(Entries provided)

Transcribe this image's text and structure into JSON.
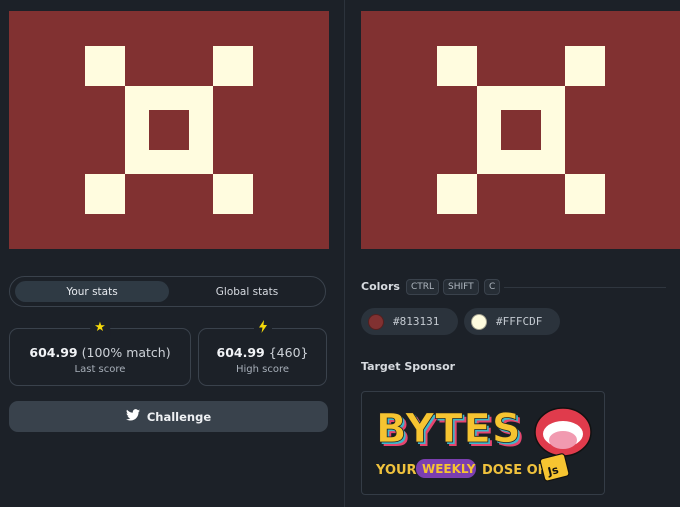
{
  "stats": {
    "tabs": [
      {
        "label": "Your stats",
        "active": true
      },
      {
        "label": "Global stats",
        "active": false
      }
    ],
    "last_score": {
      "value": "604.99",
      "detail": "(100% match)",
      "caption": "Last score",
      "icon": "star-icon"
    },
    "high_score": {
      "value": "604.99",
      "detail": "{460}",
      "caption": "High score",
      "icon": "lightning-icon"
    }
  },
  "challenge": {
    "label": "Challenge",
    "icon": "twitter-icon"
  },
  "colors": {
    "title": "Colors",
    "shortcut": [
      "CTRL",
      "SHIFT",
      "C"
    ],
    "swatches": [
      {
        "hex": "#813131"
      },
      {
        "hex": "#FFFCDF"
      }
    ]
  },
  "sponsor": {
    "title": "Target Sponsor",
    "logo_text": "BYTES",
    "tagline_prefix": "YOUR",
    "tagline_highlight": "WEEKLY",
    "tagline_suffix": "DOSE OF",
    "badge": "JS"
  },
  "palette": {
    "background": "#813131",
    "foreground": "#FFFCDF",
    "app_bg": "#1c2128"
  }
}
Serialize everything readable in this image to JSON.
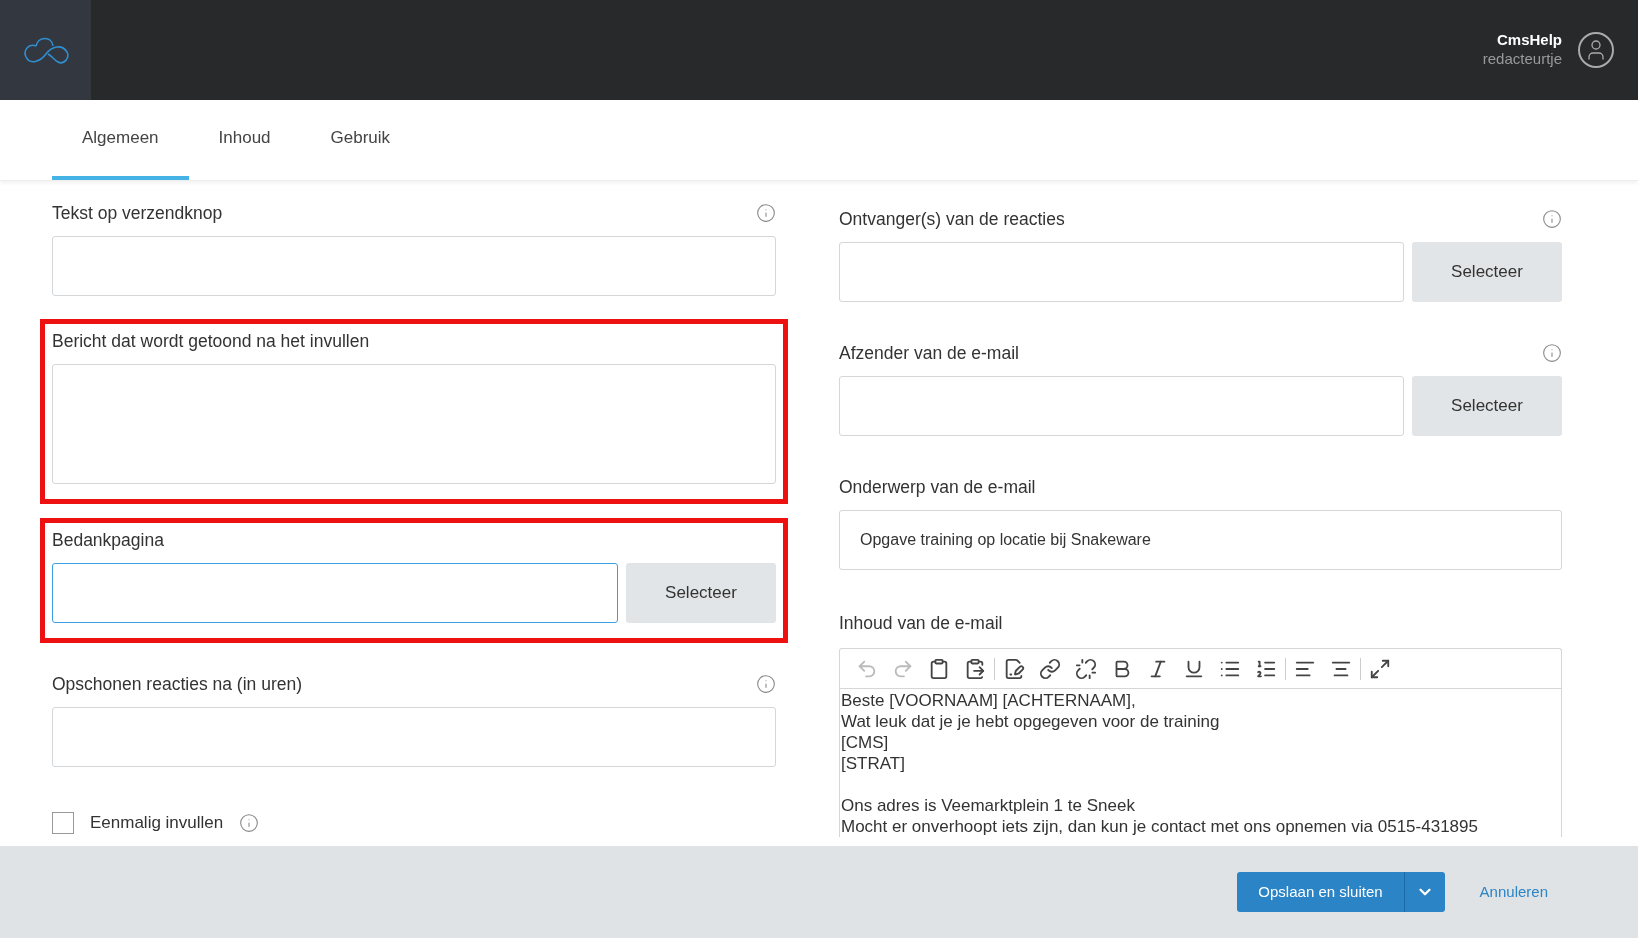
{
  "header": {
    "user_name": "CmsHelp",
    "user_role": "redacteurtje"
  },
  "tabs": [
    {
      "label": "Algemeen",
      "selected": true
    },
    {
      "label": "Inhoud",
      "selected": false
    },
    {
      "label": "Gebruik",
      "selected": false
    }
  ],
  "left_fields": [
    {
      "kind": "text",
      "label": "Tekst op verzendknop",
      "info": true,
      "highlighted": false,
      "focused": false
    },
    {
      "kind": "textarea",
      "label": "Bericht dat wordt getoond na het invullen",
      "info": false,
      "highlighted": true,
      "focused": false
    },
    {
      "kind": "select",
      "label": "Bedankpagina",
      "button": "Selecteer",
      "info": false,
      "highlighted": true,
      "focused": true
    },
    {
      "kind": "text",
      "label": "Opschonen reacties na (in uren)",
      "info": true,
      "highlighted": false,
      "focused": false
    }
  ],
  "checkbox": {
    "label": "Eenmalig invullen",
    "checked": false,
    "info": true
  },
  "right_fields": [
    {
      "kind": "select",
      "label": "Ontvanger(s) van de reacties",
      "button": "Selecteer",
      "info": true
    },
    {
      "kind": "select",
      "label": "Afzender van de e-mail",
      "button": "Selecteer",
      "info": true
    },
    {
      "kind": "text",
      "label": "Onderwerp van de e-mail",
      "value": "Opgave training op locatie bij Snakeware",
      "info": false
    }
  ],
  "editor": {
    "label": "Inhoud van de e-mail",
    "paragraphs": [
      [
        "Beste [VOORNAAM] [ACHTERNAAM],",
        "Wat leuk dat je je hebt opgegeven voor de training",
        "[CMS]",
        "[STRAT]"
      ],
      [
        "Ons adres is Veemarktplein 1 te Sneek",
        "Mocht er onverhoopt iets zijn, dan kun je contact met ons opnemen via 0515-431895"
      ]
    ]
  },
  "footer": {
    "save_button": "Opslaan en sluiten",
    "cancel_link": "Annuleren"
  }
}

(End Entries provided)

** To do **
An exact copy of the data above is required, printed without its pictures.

** Output for this task **
Transcribe this image's text and structure into JSON.
{
  "stats": {
    "tabs": [
      {
        "label": "Your stats",
        "active": true
      },
      {
        "label": "Global stats",
        "active": false
      }
    ],
    "last_score": {
      "value": "604.99",
      "detail": "(100% match)",
      "caption": "Last score",
      "icon": "star-icon"
    },
    "high_score": {
      "value": "604.99",
      "detail": "{460}",
      "caption": "High score",
      "icon": "lightning-icon"
    }
  },
  "challenge": {
    "label": "Challenge",
    "icon": "twitter-icon"
  },
  "colors": {
    "title": "Colors",
    "shortcut": [
      "CTRL",
      "SHIFT",
      "C"
    ],
    "swatches": [
      {
        "hex": "#813131"
      },
      {
        "hex": "#FFFCDF"
      }
    ]
  },
  "sponsor": {
    "title": "Target Sponsor",
    "logo_text": "BYTES",
    "tagline_prefix": "YOUR",
    "tagline_highlight": "WEEKLY",
    "tagline_suffix": "DOSE OF",
    "badge": "JS"
  },
  "palette": {
    "background": "#813131",
    "foreground": "#FFFCDF",
    "app_bg": "#1c2128"
  }
}
Serialize everything readable in this image to JSON.
{
  "header": {
    "user_name": "CmsHelp",
    "user_role": "redacteurtje"
  },
  "tabs": [
    {
      "label": "Algemeen",
      "selected": true
    },
    {
      "label": "Inhoud",
      "selected": false
    },
    {
      "label": "Gebruik",
      "selected": false
    }
  ],
  "left_fields": [
    {
      "kind": "text",
      "label": "Tekst op verzendknop",
      "info": true,
      "highlighted": false,
      "focused": false
    },
    {
      "kind": "textarea",
      "label": "Bericht dat wordt getoond na het invullen",
      "info": false,
      "highlighted": true,
      "focused": false
    },
    {
      "kind": "select",
      "label": "Bedankpagina",
      "button": "Selecteer",
      "info": false,
      "highlighted": true,
      "focused": true
    },
    {
      "kind": "text",
      "label": "Opschonen reacties na (in uren)",
      "info": true,
      "highlighted": false,
      "focused": false
    }
  ],
  "checkbox": {
    "label": "Eenmalig invullen",
    "checked": false,
    "info": true
  },
  "right_fields": [
    {
      "kind": "select",
      "label": "Ontvanger(s) van de reacties",
      "button": "Selecteer",
      "info": true
    },
    {
      "kind": "select",
      "label": "Afzender van de e-mail",
      "button": "Selecteer",
      "info": true
    },
    {
      "kind": "text",
      "label": "Onderwerp van de e-mail",
      "value": "Opgave training op locatie bij Snakeware",
      "info": false
    }
  ],
  "editor": {
    "label": "Inhoud van de e-mail",
    "paragraphs": [
      [
        "Beste [VOORNAAM] [ACHTERNAAM],",
        "Wat leuk dat je je hebt opgegeven voor de training",
        "[CMS]",
        "[STRAT]"
      ],
      [
        "Ons adres is Veemarktplein 1 te Sneek",
        "Mocht er onverhoopt iets zijn, dan kun je contact met ons opnemen via 0515-431895"
      ]
    ]
  },
  "footer": {
    "save_button": "Opslaan en sluiten",
    "cancel_link": "Annuleren"
  }
}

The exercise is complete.